For the best tire life, I do suggest that multi-axle trailers run a higher than OE level of inflation if the tire load capacity has been changed. BUT for most trailers, the tire applied by the RV company is near the limit for load capacity and should probably have its load capacity increased. If you can fit a larger tire than you may be able to provide more load capacity without needing to increase the inflation above the OE level. I have dozens of posts both specific and general on how to select inflation for trailer application so maybe the best thing to do is to see what I have already written on the topic. If you still have questions you can contact me directly by email. The address is posted under my picture on my blog.
While this is pretty much true, other aspects should be taken into consideration. Over inflating a tire for the load that is put on it then can easily cause increased suspension wear and Vehicle or TT structural stresses that decrease their life. A tire has a lot to perform beyond just carrying the load. A proper footprint for maximum braking and handling is provided by running the proper PSI for the load. Too high of PSI in the tire for the load on it can negatively affect tire contact with the road. The tire also has to compliment the suspension by absorbing some road shock. What it doesn’t is transmitted to the vehicle or trailer itself. Too high of pressure for the load can cause some structural damage to the tire itself by road shock since there is not the proper amount of “give” to allow the tire to flex as it should.
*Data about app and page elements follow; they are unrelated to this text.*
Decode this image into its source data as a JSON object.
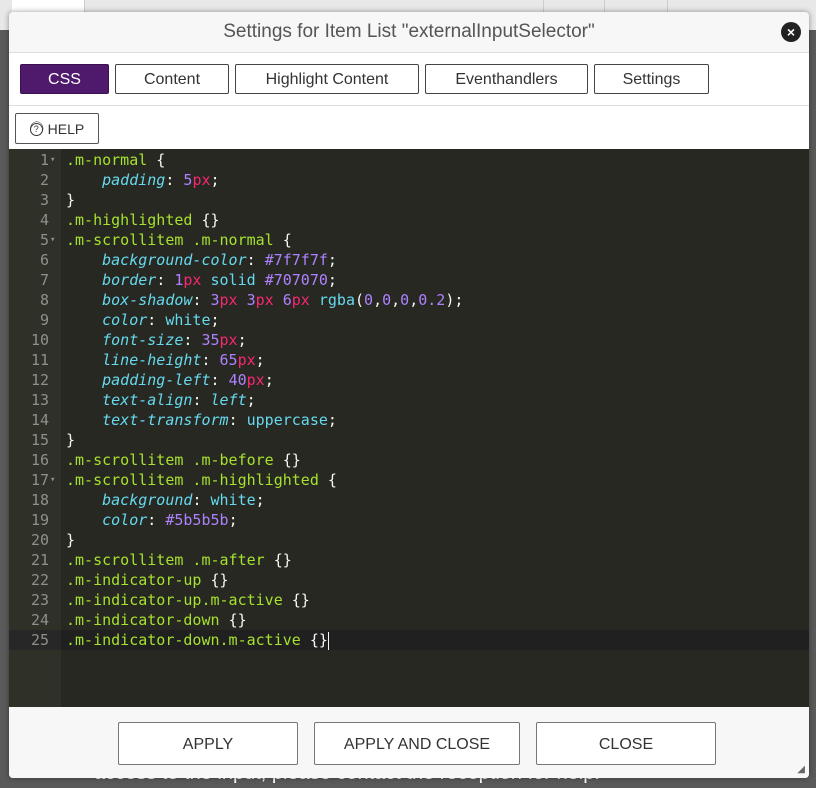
{
  "background": {
    "text": "access to the input, please contact the reception for help."
  },
  "dialog": {
    "title": "Settings for Item List \"externalInputSelector\"",
    "close_icon": "×",
    "tabs": [
      {
        "label": "CSS",
        "active": true
      },
      {
        "label": "Content"
      },
      {
        "label": "Highlight Content"
      },
      {
        "label": "Eventhandlers"
      },
      {
        "label": "Settings"
      }
    ],
    "help_label": "⓪ HELP",
    "help_icon": "?",
    "help_text": "HELP",
    "editor": {
      "active_line": 25,
      "colors": {
        "background": "#272822",
        "selector": "#a6e22e",
        "property": "#66d9ef",
        "number": "#ae81ff",
        "unit": "#f92672"
      },
      "lines": [
        [
          [
            "s",
            ".m-normal"
          ],
          [
            "t",
            " {"
          ]
        ],
        [
          [
            "t",
            "    "
          ],
          [
            "p",
            "padding"
          ],
          [
            "t",
            ": "
          ],
          [
            "n",
            "5"
          ],
          [
            "u",
            "px"
          ],
          [
            "t",
            ";"
          ]
        ],
        [
          [
            "t",
            "}"
          ]
        ],
        [
          [
            "s",
            ".m-highlighted"
          ],
          [
            "t",
            " {}"
          ]
        ],
        [
          [
            "s",
            ".m-scrollitem .m-normal"
          ],
          [
            "t",
            " {"
          ]
        ],
        [
          [
            "t",
            "    "
          ],
          [
            "p",
            "background-color"
          ],
          [
            "t",
            ": "
          ],
          [
            "c",
            "#7f7f7f"
          ],
          [
            "t",
            ";"
          ]
        ],
        [
          [
            "t",
            "    "
          ],
          [
            "p",
            "border"
          ],
          [
            "t",
            ": "
          ],
          [
            "n",
            "1"
          ],
          [
            "u",
            "px"
          ],
          [
            "t",
            " "
          ],
          [
            "v",
            "solid"
          ],
          [
            "t",
            " "
          ],
          [
            "c",
            "#707070"
          ],
          [
            "t",
            ";"
          ]
        ],
        [
          [
            "t",
            "    "
          ],
          [
            "p",
            "box-shadow"
          ],
          [
            "t",
            ": "
          ],
          [
            "n",
            "3"
          ],
          [
            "u",
            "px"
          ],
          [
            "t",
            " "
          ],
          [
            "n",
            "3"
          ],
          [
            "u",
            "px"
          ],
          [
            "t",
            " "
          ],
          [
            "n",
            "6"
          ],
          [
            "u",
            "px"
          ],
          [
            "t",
            " "
          ],
          [
            "v",
            "rgba"
          ],
          [
            "t",
            "("
          ],
          [
            "n",
            "0"
          ],
          [
            "t",
            ","
          ],
          [
            "n",
            "0"
          ],
          [
            "t",
            ","
          ],
          [
            "n",
            "0"
          ],
          [
            "t",
            ","
          ],
          [
            "n",
            "0.2"
          ],
          [
            "t",
            ");"
          ]
        ],
        [
          [
            "t",
            "    "
          ],
          [
            "p",
            "color"
          ],
          [
            "t",
            ": "
          ],
          [
            "v",
            "white"
          ],
          [
            "t",
            ";"
          ]
        ],
        [
          [
            "t",
            "    "
          ],
          [
            "p",
            "font-size"
          ],
          [
            "t",
            ": "
          ],
          [
            "n",
            "35"
          ],
          [
            "u",
            "px"
          ],
          [
            "t",
            ";"
          ]
        ],
        [
          [
            "t",
            "    "
          ],
          [
            "p",
            "line-height"
          ],
          [
            "t",
            ": "
          ],
          [
            "n",
            "65"
          ],
          [
            "u",
            "px"
          ],
          [
            "t",
            ";"
          ]
        ],
        [
          [
            "t",
            "    "
          ],
          [
            "p",
            "padding-left"
          ],
          [
            "t",
            ": "
          ],
          [
            "n",
            "40"
          ],
          [
            "u",
            "px"
          ],
          [
            "t",
            ";"
          ]
        ],
        [
          [
            "t",
            "    "
          ],
          [
            "p",
            "text-align"
          ],
          [
            "t",
            ": "
          ],
          [
            "i",
            "left"
          ],
          [
            "t",
            ";"
          ]
        ],
        [
          [
            "t",
            "    "
          ],
          [
            "p",
            "text-transform"
          ],
          [
            "t",
            ": "
          ],
          [
            "v",
            "uppercase"
          ],
          [
            "t",
            ";"
          ]
        ],
        [
          [
            "t",
            "}"
          ]
        ],
        [
          [
            "s",
            ".m-scrollitem .m-before"
          ],
          [
            "t",
            " {}"
          ]
        ],
        [
          [
            "s",
            ".m-scrollitem .m-highlighted"
          ],
          [
            "t",
            " {"
          ]
        ],
        [
          [
            "t",
            "    "
          ],
          [
            "p",
            "background"
          ],
          [
            "t",
            ": "
          ],
          [
            "v",
            "white"
          ],
          [
            "t",
            ";"
          ]
        ],
        [
          [
            "t",
            "    "
          ],
          [
            "p",
            "color"
          ],
          [
            "t",
            ": "
          ],
          [
            "c",
            "#5b5b5b"
          ],
          [
            "t",
            ";"
          ]
        ],
        [
          [
            "t",
            "}"
          ]
        ],
        [
          [
            "s",
            ".m-scrollitem .m-after"
          ],
          [
            "t",
            " {}"
          ]
        ],
        [
          [
            "s",
            ".m-indicator-up"
          ],
          [
            "t",
            " {}"
          ]
        ],
        [
          [
            "s",
            ".m-indicator-up.m-active"
          ],
          [
            "t",
            " {}"
          ]
        ],
        [
          [
            "s",
            ".m-indicator-down"
          ],
          [
            "t",
            " {}"
          ]
        ],
        [
          [
            "s",
            ".m-indicator-down.m-active"
          ],
          [
            "t",
            " {}"
          ]
        ]
      ],
      "fold_lines": [
        1,
        5,
        17
      ]
    },
    "footer": {
      "apply": "APPLY",
      "apply_close": "APPLY AND CLOSE",
      "close": "CLOSE"
    }
  }
}
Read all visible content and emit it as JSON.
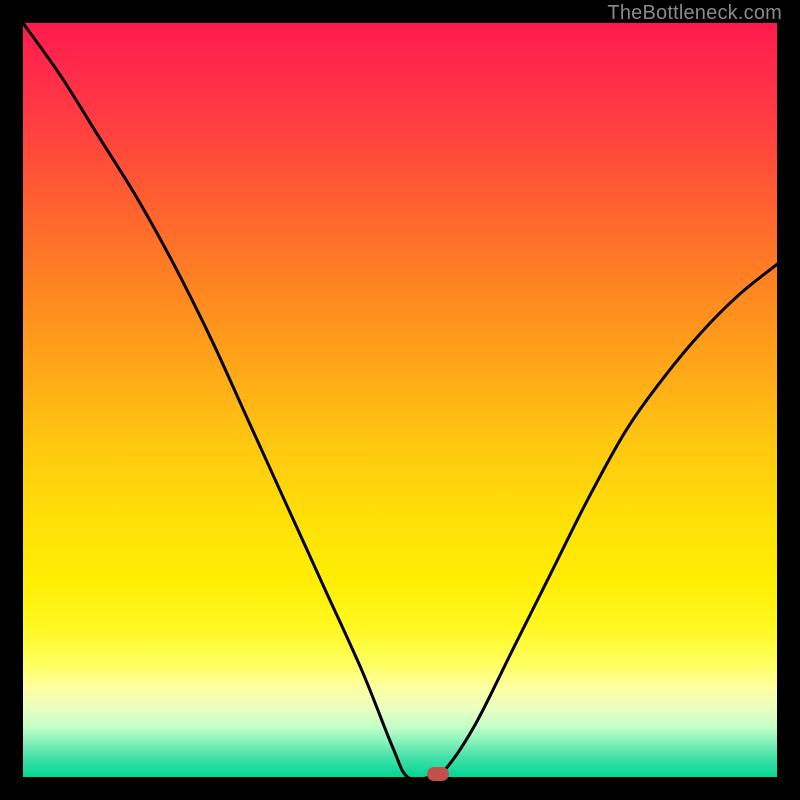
{
  "watermark": "TheBottleneck.com",
  "chart_data": {
    "type": "line",
    "title": "",
    "xlabel": "",
    "ylabel": "",
    "xlim": [
      0,
      100
    ],
    "ylim": [
      0,
      100
    ],
    "grid": false,
    "legend": false,
    "description": "Bottleneck curve on a red-to-green vertical gradient background. Y values represent bottleneck percentage (high=red top, low=green bottom). Curve descends from upper-left to a minimum near x≈55 then rises.",
    "series": [
      {
        "name": "bottleneck-curve",
        "color": "#000000",
        "x": [
          0,
          5,
          10,
          15,
          20,
          25,
          30,
          35,
          40,
          45,
          49,
          51,
          54,
          56,
          60,
          65,
          70,
          75,
          80,
          85,
          90,
          95,
          100
        ],
        "values": [
          100,
          93,
          85,
          77,
          68,
          58,
          47,
          36,
          25,
          14,
          4,
          0,
          0,
          1,
          7,
          17,
          27,
          37,
          46,
          53,
          59,
          64,
          68
        ]
      }
    ],
    "marker": {
      "x": 55,
      "y": 0,
      "color": "#c1504c"
    },
    "gradient_stops": [
      {
        "pos": 0,
        "color": "#ff1a4d"
      },
      {
        "pos": 0.5,
        "color": "#ffc400"
      },
      {
        "pos": 0.85,
        "color": "#ffff80"
      },
      {
        "pos": 1.0,
        "color": "#00d896"
      }
    ]
  }
}
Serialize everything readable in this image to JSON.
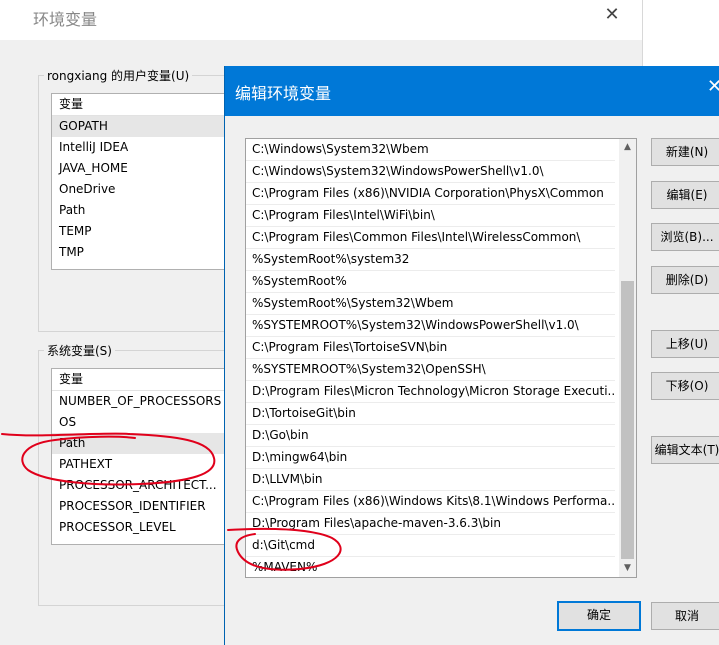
{
  "bg_window": {
    "title": "环境变量",
    "user_vars_label": "rongxiang 的用户变量(U)",
    "user_vars_header": "变量",
    "user_vars": [
      "GOPATH",
      "IntelliJ IDEA",
      "JAVA_HOME",
      "OneDrive",
      "Path",
      "TEMP",
      "TMP"
    ],
    "sys_vars_label": "系统变量(S)",
    "sys_vars_header": "变量",
    "sys_vars": [
      "NUMBER_OF_PROCESSORS",
      "OS",
      "Path",
      "PATHEXT",
      "PROCESSOR_ARCHITECT...",
      "PROCESSOR_IDENTIFIER",
      "PROCESSOR_LEVEL"
    ]
  },
  "dialog": {
    "title": "编辑环境变量",
    "paths": [
      "C:\\Windows\\System32\\Wbem",
      "C:\\Windows\\System32\\WindowsPowerShell\\v1.0\\",
      "C:\\Program Files (x86)\\NVIDIA Corporation\\PhysX\\Common",
      "C:\\Program Files\\Intel\\WiFi\\bin\\",
      "C:\\Program Files\\Common Files\\Intel\\WirelessCommon\\",
      "%SystemRoot%\\system32",
      "%SystemRoot%",
      "%SystemRoot%\\System32\\Wbem",
      "%SYSTEMROOT%\\System32\\WindowsPowerShell\\v1.0\\",
      "C:\\Program Files\\TortoiseSVN\\bin",
      "%SYSTEMROOT%\\System32\\OpenSSH\\",
      "D:\\Program Files\\Micron Technology\\Micron Storage Executi...",
      "D:\\TortoiseGit\\bin",
      "D:\\Go\\bin",
      "D:\\mingw64\\bin",
      "D:\\LLVM\\bin",
      "C:\\Program Files (x86)\\Windows Kits\\8.1\\Windows Performa...",
      "D:\\Program Files\\apache-maven-3.6.3\\bin",
      "d:\\Git\\cmd",
      "%MAVEN%"
    ],
    "buttons": {
      "new": "新建(N)",
      "edit": "编辑(E)",
      "browse": "浏览(B)...",
      "delete": "删除(D)",
      "move_up": "上移(U)",
      "move_down": "下移(O)",
      "edit_text": "编辑文本(T)",
      "ok": "确定",
      "cancel": "取消"
    }
  },
  "colors": {
    "dialog_titlebar": "#0078d7",
    "annotation": "#e0001b"
  },
  "icons": {
    "close": "close-icon",
    "scroll_up": "chevron-up-icon",
    "scroll_down": "chevron-down-icon"
  }
}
Get the tire maker load/pressure chart and inflate to the level of what load you are typically putting on your individual trailer axles. The tire maker put in the R&D on the tire and is the best source to determine what pressure to run. Take the guess work and potential error out of the equation and let the tire maker’s load pressure chart do all the problem solving. You paid for the tires, so get your money’s worth.
I generally agree with what you said. You will notice I did not tell the person asking the original question to run the LR-E 80 psi. His situation was a bit unusual but there are a number of others who will also discover that the size for their trailer only is available in higher Load Ratings than the OE tires if they switch to Goodyear Endurance tires.